Work to complete: Pictures stay out, but every line of the data is copied exactly.

Records for this exercise:
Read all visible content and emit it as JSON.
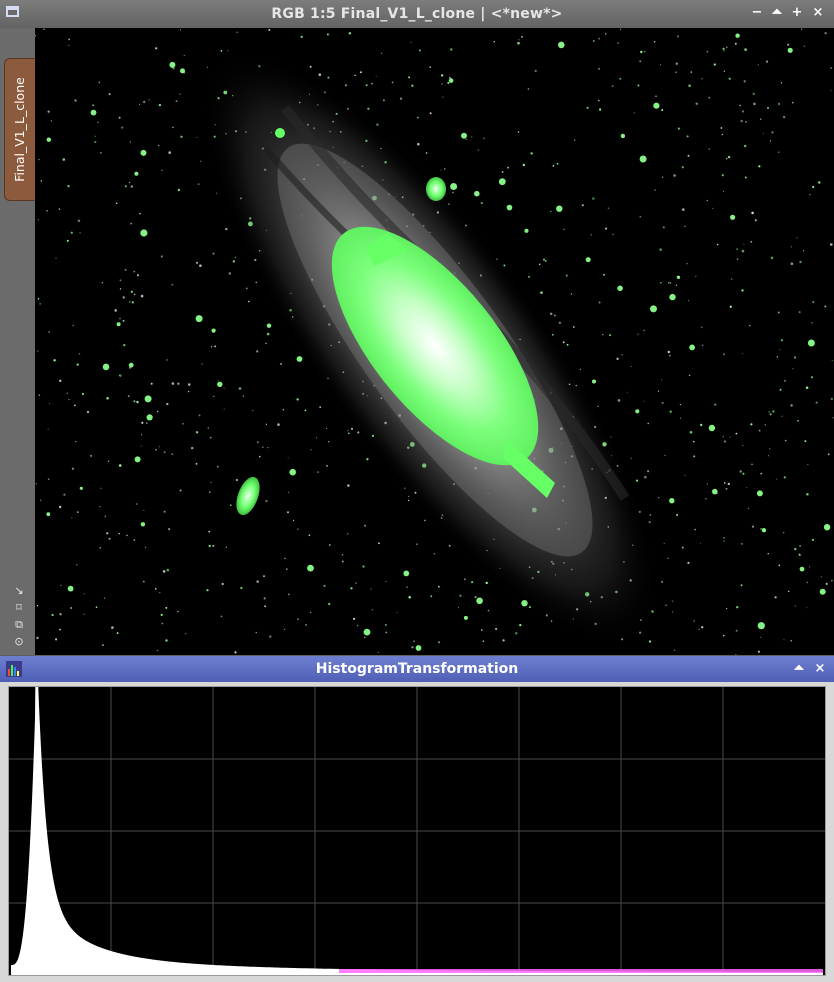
{
  "image_window": {
    "title": "RGB 1:5 Final_V1_L_clone | <*new*>",
    "side_tab_label": "Final_V1_L_clone",
    "controls": {
      "minimize": "−",
      "shade": "⏶",
      "maximize": "+",
      "close": "×"
    },
    "side_tools": [
      "↘",
      "⌑",
      "⧉",
      "⊙"
    ]
  },
  "histogram_window": {
    "title": "HistogramTransformation",
    "controls": {
      "shade": "⏶",
      "close": "×"
    },
    "histogram_color": "#ffffff",
    "clipped_tail_color": "#ff66ff"
  },
  "colors": {
    "highlight": "#66ff66",
    "image_title_bg": "#6f6f6f",
    "tool_title_bg": "#5a6ac0",
    "side_tab": "#8c5a3c"
  }
}
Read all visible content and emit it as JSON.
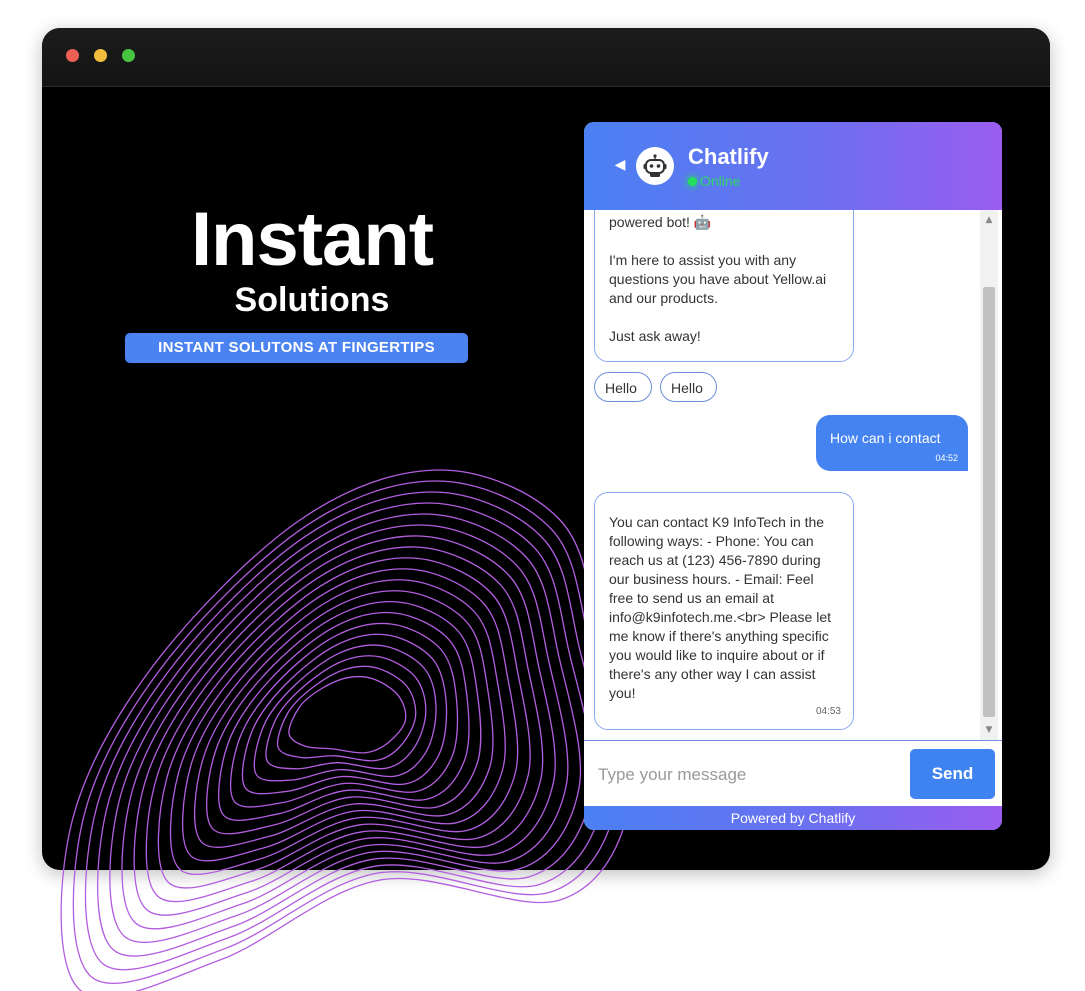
{
  "hero": {
    "title": "Instant",
    "subtitle": "Solutions",
    "badge": "INSTANT SOLUTONS AT FINGERTIPS"
  },
  "chat": {
    "name": "Chatlify",
    "status": "Online",
    "messages": {
      "bot_intro": {
        "line1": "powered bot! 🤖",
        "para2": "I'm here to assist you with any questions you have about Yellow.ai and our products.",
        "para3": "Just ask away!"
      },
      "quick_replies": [
        "Hello",
        "Hello"
      ],
      "user_message": {
        "text": "How can i contact",
        "time": "04:52"
      },
      "bot_reply": {
        "text": "You can contact K9 InfoTech in the following ways: - Phone: You can reach us at (123) 456-7890 during our business hours. - Email: Feel free to send us an email at info@k9infotech.me.<br> Please let me know if there's anything specific you would like to inquire about or if there's any other way I can assist you!",
        "time": "04:53"
      }
    },
    "input_placeholder": "Type your message",
    "send_label": "Send",
    "footer": "Powered by Chatlify"
  },
  "colors": {
    "accent_blue": "#4584f0",
    "header_gradient_start": "#4a80f2",
    "header_gradient_end": "#9a5df0",
    "online_green": "#22e05a",
    "wave_purple": "#b35ee0"
  },
  "icons": {
    "back": "chevron-left-icon",
    "avatar": "robot-icon",
    "scroll_up": "triangle-up-icon",
    "scroll_down": "triangle-down-icon"
  }
}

Answer section:
Read all visible content and emit it as JSON.
{
  "image_window": {
    "title": "RGB 1:5 Final_V1_L_clone | <*new*>",
    "side_tab_label": "Final_V1_L_clone",
    "controls": {
      "minimize": "−",
      "shade": "⏶",
      "maximize": "+",
      "close": "×"
    },
    "side_tools": [
      "↘",
      "⌑",
      "⧉",
      "⊙"
    ]
  },
  "histogram_window": {
    "title": "HistogramTransformation",
    "controls": {
      "shade": "⏶",
      "close": "×"
    },
    "histogram_color": "#ffffff",
    "clipped_tail_color": "#ff66ff"
  },
  "colors": {
    "highlight": "#66ff66",
    "image_title_bg": "#6f6f6f",
    "tool_title_bg": "#5a6ac0",
    "side_tab": "#8c5a3c"
  }
}
Read all visible content and emit it as JSON.
{
  "hero": {
    "title": "Instant",
    "subtitle": "Solutions",
    "badge": "INSTANT SOLUTONS AT FINGERTIPS"
  },
  "chat": {
    "name": "Chatlify",
    "status": "Online",
    "messages": {
      "bot_intro": {
        "line1": "powered bot! 🤖",
        "para2": "I'm here to assist you with any questions you have about Yellow.ai and our products.",
        "para3": "Just ask away!"
      },
      "quick_replies": [
        "Hello",
        "Hello"
      ],
      "user_message": {
        "text": "How can i contact",
        "time": "04:52"
      },
      "bot_reply": {
        "text": "You can contact K9 InfoTech in the following ways: - Phone: You can reach us at (123) 456-7890 during our business hours. - Email: Feel free to send us an email at info@k9infotech.me.<br> Please let me know if there's anything specific you would like to inquire about or if there's any other way I can assist you!",
        "time": "04:53"
      }
    },
    "input_placeholder": "Type your message",
    "send_label": "Send",
    "footer": "Powered by Chatlify"
  },
  "colors": {
    "accent_blue": "#4584f0",
    "header_gradient_start": "#4a80f2",
    "header_gradient_end": "#9a5df0",
    "online_green": "#22e05a",
    "wave_purple": "#b35ee0"
  },
  "icons": {
    "back": "chevron-left-icon",
    "avatar": "robot-icon",
    "scroll_up": "triangle-up-icon",
    "scroll_down": "triangle-down-icon"
  }
}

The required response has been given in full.